----- Source material -----

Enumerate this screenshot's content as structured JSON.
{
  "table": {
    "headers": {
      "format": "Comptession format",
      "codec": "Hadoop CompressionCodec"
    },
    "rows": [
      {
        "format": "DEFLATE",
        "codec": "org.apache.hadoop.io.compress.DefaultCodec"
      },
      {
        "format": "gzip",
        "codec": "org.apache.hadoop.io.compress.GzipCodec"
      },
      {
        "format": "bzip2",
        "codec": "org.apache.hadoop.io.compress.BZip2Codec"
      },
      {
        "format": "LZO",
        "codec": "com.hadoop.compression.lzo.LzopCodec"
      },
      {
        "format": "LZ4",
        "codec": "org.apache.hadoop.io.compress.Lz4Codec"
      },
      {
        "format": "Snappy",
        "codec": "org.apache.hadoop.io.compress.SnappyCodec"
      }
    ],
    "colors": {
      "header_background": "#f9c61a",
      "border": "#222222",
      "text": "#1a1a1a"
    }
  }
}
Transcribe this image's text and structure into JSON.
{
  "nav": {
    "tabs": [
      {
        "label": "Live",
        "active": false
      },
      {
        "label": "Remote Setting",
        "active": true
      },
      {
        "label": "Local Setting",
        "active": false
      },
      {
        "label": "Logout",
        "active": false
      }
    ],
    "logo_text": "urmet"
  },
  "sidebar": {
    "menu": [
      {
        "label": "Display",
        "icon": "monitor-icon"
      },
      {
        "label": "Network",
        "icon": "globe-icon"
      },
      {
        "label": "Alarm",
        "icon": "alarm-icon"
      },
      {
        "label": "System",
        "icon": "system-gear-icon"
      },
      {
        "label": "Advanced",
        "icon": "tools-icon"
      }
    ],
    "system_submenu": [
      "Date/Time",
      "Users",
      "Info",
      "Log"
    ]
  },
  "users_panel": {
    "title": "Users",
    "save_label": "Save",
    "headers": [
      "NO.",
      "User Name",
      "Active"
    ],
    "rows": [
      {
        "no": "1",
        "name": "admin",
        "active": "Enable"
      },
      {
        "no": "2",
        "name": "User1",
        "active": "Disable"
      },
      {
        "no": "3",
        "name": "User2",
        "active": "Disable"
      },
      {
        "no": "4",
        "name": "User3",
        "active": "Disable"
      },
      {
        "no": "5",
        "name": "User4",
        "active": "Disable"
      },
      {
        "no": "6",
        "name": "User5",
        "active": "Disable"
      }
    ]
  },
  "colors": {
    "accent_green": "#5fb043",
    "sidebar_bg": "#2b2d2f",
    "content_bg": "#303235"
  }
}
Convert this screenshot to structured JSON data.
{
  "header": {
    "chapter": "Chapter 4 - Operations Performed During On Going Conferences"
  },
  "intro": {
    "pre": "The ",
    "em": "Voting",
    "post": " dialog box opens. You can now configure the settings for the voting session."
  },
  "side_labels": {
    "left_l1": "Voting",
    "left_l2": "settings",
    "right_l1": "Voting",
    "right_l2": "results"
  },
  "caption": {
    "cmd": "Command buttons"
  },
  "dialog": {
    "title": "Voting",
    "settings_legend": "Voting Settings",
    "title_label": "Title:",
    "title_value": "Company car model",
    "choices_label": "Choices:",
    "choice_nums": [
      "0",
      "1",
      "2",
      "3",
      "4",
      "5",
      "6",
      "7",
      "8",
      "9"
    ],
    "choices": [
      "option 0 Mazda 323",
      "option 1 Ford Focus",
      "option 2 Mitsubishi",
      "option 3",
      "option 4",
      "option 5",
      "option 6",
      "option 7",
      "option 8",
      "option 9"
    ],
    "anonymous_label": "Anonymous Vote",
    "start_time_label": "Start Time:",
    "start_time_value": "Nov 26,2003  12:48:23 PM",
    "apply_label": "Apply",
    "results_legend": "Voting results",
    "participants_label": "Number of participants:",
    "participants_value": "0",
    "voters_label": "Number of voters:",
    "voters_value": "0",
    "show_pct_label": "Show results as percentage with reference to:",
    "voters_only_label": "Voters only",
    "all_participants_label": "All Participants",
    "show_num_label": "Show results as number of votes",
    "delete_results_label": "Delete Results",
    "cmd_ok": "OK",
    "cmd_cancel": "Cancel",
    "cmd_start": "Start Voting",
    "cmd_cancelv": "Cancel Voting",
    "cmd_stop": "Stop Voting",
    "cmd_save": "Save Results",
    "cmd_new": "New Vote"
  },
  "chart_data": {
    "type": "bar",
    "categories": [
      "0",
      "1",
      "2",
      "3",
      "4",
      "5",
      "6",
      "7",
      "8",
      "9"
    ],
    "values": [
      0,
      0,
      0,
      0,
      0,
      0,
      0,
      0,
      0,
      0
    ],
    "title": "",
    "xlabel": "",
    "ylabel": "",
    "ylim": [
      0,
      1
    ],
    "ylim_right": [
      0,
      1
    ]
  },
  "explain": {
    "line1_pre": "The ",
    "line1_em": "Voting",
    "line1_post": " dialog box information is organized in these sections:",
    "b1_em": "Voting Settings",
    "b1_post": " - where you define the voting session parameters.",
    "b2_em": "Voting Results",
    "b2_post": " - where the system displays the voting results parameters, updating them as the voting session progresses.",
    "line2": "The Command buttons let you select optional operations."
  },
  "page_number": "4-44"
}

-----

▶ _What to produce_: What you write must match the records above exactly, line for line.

▶ _Completed exercise_:
Enumerate this screenshot's content as structured JSON.
{
  "table": {
    "headers": {
      "format": "Comptession format",
      "codec": "Hadoop CompressionCodec"
    },
    "rows": [
      {
        "format": "DEFLATE",
        "codec": "org.apache.hadoop.io.compress.DefaultCodec"
      },
      {
        "format": "gzip",
        "codec": "org.apache.hadoop.io.compress.GzipCodec"
      },
      {
        "format": "bzip2",
        "codec": "org.apache.hadoop.io.compress.BZip2Codec"
      },
      {
        "format": "LZO",
        "codec": "com.hadoop.compression.lzo.LzopCodec"
      },
      {
        "format": "LZ4",
        "codec": "org.apache.hadoop.io.compress.Lz4Codec"
      },
      {
        "format": "Snappy",
        "codec": "org.apache.hadoop.io.compress.SnappyCodec"
      }
    ],
    "colors": {
      "header_background": "#f9c61a",
      "border": "#222222",
      "text": "#1a1a1a"
    }
  }
}
Transcribe this image's text and structure into JSON.
{
  "nav": {
    "tabs": [
      {
        "label": "Live",
        "active": false
      },
      {
        "label": "Remote Setting",
        "active": true
      },
      {
        "label": "Local Setting",
        "active": false
      },
      {
        "label": "Logout",
        "active": false
      }
    ],
    "logo_text": "urmet"
  },
  "sidebar": {
    "menu": [
      {
        "label": "Display",
        "icon": "monitor-icon"
      },
      {
        "label": "Network",
        "icon": "globe-icon"
      },
      {
        "label": "Alarm",
        "icon": "alarm-icon"
      },
      {
        "label": "System",
        "icon": "system-gear-icon"
      },
      {
        "label": "Advanced",
        "icon": "tools-icon"
      }
    ],
    "system_submenu": [
      "Date/Time",
      "Users",
      "Info",
      "Log"
    ]
  },
  "users_panel": {
    "title": "Users",
    "save_label": "Save",
    "headers": [
      "NO.",
      "User Name",
      "Active"
    ],
    "rows": [
      {
        "no": "1",
        "name": "admin",
        "active": "Enable"
      },
      {
        "no": "2",
        "name": "User1",
        "active": "Disable"
      },
      {
        "no": "3",
        "name": "User2",
        "active": "Disable"
      },
      {
        "no": "4",
        "name": "User3",
        "active": "Disable"
      },
      {
        "no": "5",
        "name": "User4",
        "active": "Disable"
      },
      {
        "no": "6",
        "name": "User5",
        "active": "Disable"
      }
    ]
  },
  "colors": {
    "accent_green": "#5fb043",
    "sidebar_bg": "#2b2d2f",
    "content_bg": "#303235"
  }
}
Convert this screenshot to structured JSON data.
{
  "header": {
    "chapter": "Chapter 4 - Operations Performed During On Going Conferences"
  },
  "intro": {
    "pre": "The ",
    "em": "Voting",
    "post": " dialog box opens. You can now configure the settings for the voting session."
  },
  "side_labels": {
    "left_l1": "Voting",
    "left_l2": "settings",
    "right_l1": "Voting",
    "right_l2": "results"
  },
  "caption": {
    "cmd": "Command buttons"
  },
  "dialog": {
    "title": "Voting",
    "settings_legend": "Voting Settings",
    "title_label": "Title:",
    "title_value": "Company car model",
    "choices_label": "Choices:",
    "choice_nums": [
      "0",
      "1",
      "2",
      "3",
      "4",
      "5",
      "6",
      "7",
      "8",
      "9"
    ],
    "choices": [
      "option 0 Mazda 323",
      "option 1 Ford Focus",
      "option 2 Mitsubishi",
      "option 3",
      "option 4",
      "option 5",
      "option 6",
      "option 7",
      "option 8",
      "option 9"
    ],
    "anonymous_label": "Anonymous Vote",
    "start_time_label": "Start Time:",
    "start_time_value": "Nov 26,2003  12:48:23 PM",
    "apply_label": "Apply",
    "results_legend": "Voting results",
    "participants_label": "Number of participants:",
    "participants_value": "0",
    "voters_label": "Number of voters:",
    "voters_value": "0",
    "show_pct_label": "Show results as percentage with reference to:",
    "voters_only_label": "Voters only",
    "all_participants_label": "All Participants",
    "show_num_label": "Show results as number of votes",
    "delete_results_label": "Delete Results",
    "cmd_ok": "OK",
    "cmd_cancel": "Cancel",
    "cmd_start": "Start Voting",
    "cmd_cancelv": "Cancel Voting",
    "cmd_stop": "Stop Voting",
    "cmd_save": "Save Results",
    "cmd_new": "New Vote"
  },
  "chart_data": {
    "type": "bar",
    "categories": [
      "0",
      "1",
      "2",
      "3",
      "4",
      "5",
      "6",
      "7",
      "8",
      "9"
    ],
    "values": [
      0,
      0,
      0,
      0,
      0,
      0,
      0,
      0,
      0,
      0
    ],
    "title": "",
    "xlabel": "",
    "ylabel": "",
    "ylim": [
      0,
      1
    ],
    "ylim_right": [
      0,
      1
    ]
  },
  "explain": {
    "line1_pre": "The ",
    "line1_em": "Voting",
    "line1_post": " dialog box information is organized in these sections:",
    "b1_em": "Voting Settings",
    "b1_post": " - where you define the voting session parameters.",
    "b2_em": "Voting Results",
    "b2_post": " - where the system displays the voting results parameters, updating them as the voting session progresses.",
    "line2": "The Command buttons let you select optional operations."
  },
  "page_number": "4-44"
}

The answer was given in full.